Having decided to roll out the initial 1:1 program with a single year group, we needed to decide which one. In Scottish secondary schools our students attend up to 6 years of education, with the first year (S1) students beginning at age 11-12. Students can choose to leave at any point between the end of S4 and S6.
We also had to consider a realistic lifespan for the devices we were going to purchase. I believe that a tablet device being used in a secondary school environment should have a maximum lifespan of 3 years (we are of course used to dealing with technology in schools which is no longer fit for purpose and which can often be 6+ years old!).

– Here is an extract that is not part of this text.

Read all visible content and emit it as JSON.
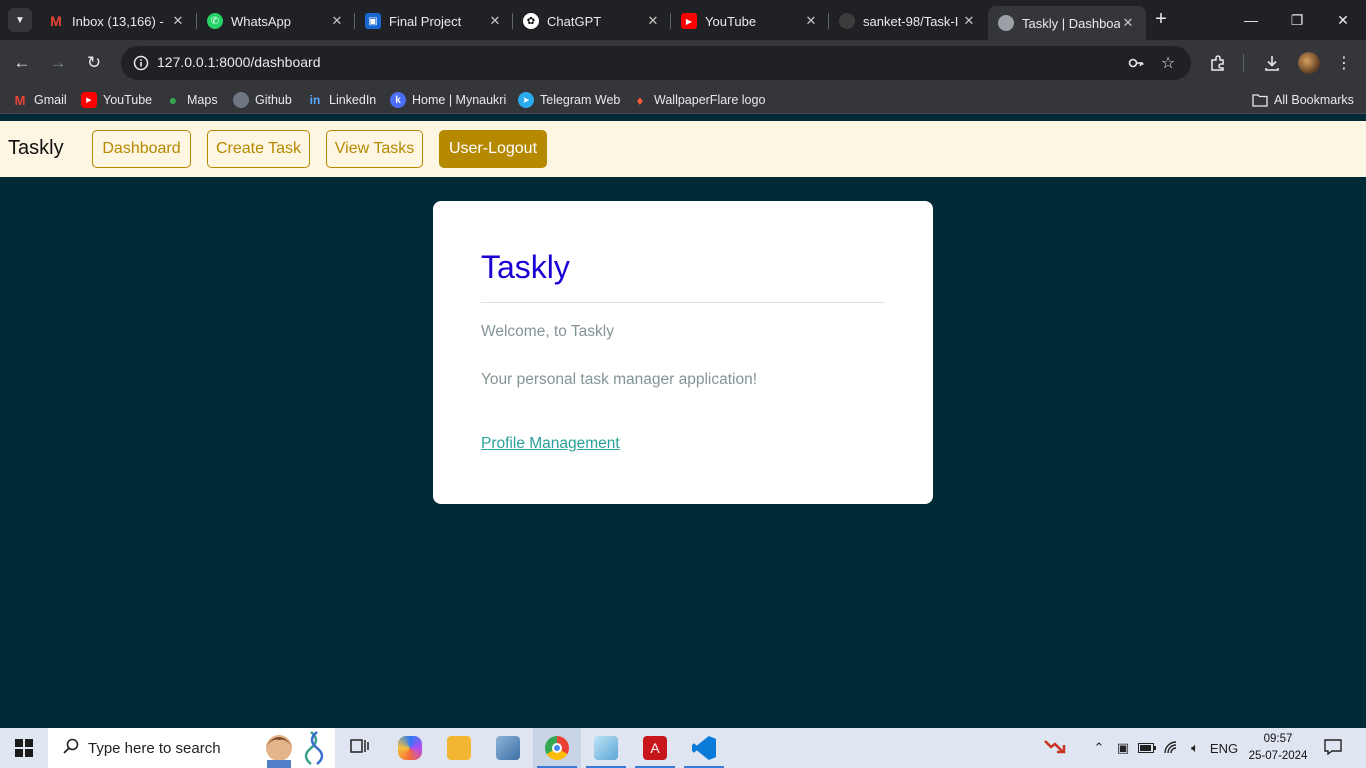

Given all of these factors, we took the decision to make S1 our initial cohort for implementing 1:1. This would allow us to apply the same strategy over subsequent years and within a 3 year period we would have provided all of our S1-3 students with their own device. This strategy does however leave us with a problem in the senior school (S4-6). It does not seem practical to issue our senior students with a tablet device on the basis that they may leave school within a year. Although we have yet to reach a decision on how to manage this, I am continually brought round to thinking that the best solution would be for our senior pupils to bring their own devices into school (BYOD). Clearly there are potential issues with BYOD in schools in terms of device specification, ownership, insurance etc. However, at the moment we are not yet ready to implement BYOD in the senior school because we still have a limited bandwidth, but this is something we will be looking at later in 2013.
More posts on our 1:1 Android roll-out
Part 5- Long Term Review